posted on May, 19 2012 @ 07:49 PM
reply to post by LittleBlackEagle
You are right that water is a good shield against radiation, but the problem here is what is radioactive. Fish being irradiated in the ocean is
literally no concern. Well, I guess it could create tritium which could be ingested by fish, but that really goes to the reason the INSANE amount of
radiation released and still being released till this very second and for years probably decades to come is from the fish containing radionuclides
through bio-accumulation. The filter feeders will gather up the radionuclides and so will the bottom feeders as some tend to settle instead of being
suspended. As those fish get eaten by larger fish and so on, the higher up on the food chain the more contaminated the organism becomes due to this

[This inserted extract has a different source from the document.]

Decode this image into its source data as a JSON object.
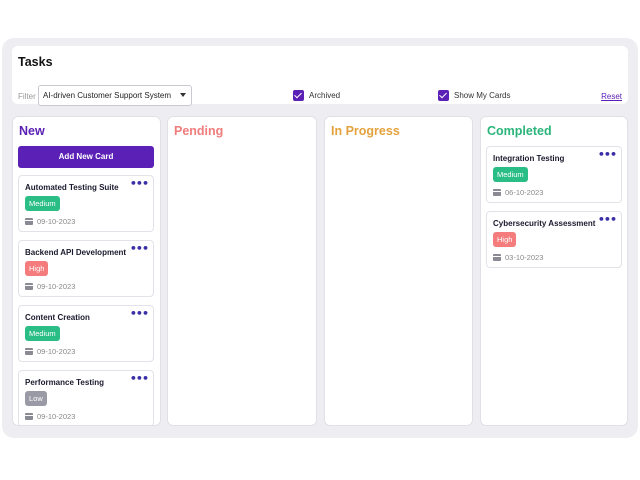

process. So one atom of cesium for a little plankton or whatever is fairly inconsequential for that organism, but as you go up the food chain it
accumulates more and more.
Remember, it's not the radiation in the water that would be barely irradiating the fish, really depending on area as by the plant or say within a
couple hundred of miles in certain areas it's quite high or was as of most recent data, but the ingestion of the radioactive atoms themselves. We
are talking about toxic heavy metals here and stuff you don't want to ingest. Cesium goes straight to muscle tissue where it sits and accumulates
and that is why there were so many heart attacks in the Chernobyl clean-up worker/scientist population and in the affected areas. Strontium is a bone
seeker and as such causes leukemia. It's a mix of poisoning and those poisons/toxins are also radioactive, which doesn't help the situation. That
is why we contain radiation, but cancer is usually very rare. (Without modern day toxins.) We eat radioactive potassium, but it is not a poison to us
as our bodies depend on it. There is a big difference between potassium-40 and cesium isotopes because cesium is very toxic to our bodies and
accumulates in muscle tissue, on top of being radioactive. It is something to worry about and most would be wise in knowing exactly where the seafood
came from and having it tested or skipping it all together.
I personally haven't eaten tuna since a month after the accident and I was the biggest tuna lover out there. :-) It was great since it was so
ridiculously high in protein and low in fat plus all the good amino acids, which all made it a great meal for building muscle without high fat meals
and just general health. I have to rely on only chicken now and even that is suspect, but I'd rather not take a chance with any one of the thousand
isotopes released/ing. The danger from contamination is very real and if you don't understand why there is a problem I suggest rooting around the
net. Many good sources out there, just ignore the end of times themes you will see. I believe health physics would be a great keyword to search for.
Look up some Chernobyl data and figure out what is reality during and after a meltdown, let alone three, and what is fear-mongering end of times
stuff. This is a very real problem though and millions and millions will get sick from this. Kids are to this day being born with heart defects,
leukemia, stillborn, underweight, and just damaged DNA causing a multitude other diseases. The reason "radiation" causes a literal laundry list of
diseases is because there are so many isotopes. There could be a hundred different diseases caused by "radiation" and that is since each isotope
has it's own little toxic niche. Remember, it's a mix of the biological properties of the element itself with it's radioactive properties that
make these releases of radionuclides so dangerous. If I were anyone on this board, I wouldn't go out of my way to get food from Japan and would
definitely take caution with tuna. I do not know how far tuna from Japan travel, if only to North America or the Atlantic as well, but just remember
if tuna were in Japan and accumulated radionuclides, like muscle tissue-seeking cesium, it stays in the fish and does not matter where it is caught
after that. Also, neither the Japanese or the American government, are doing any testing of fish imported to this country. You are on your own to
determine it's level of contamination. Hope I helped clear that up!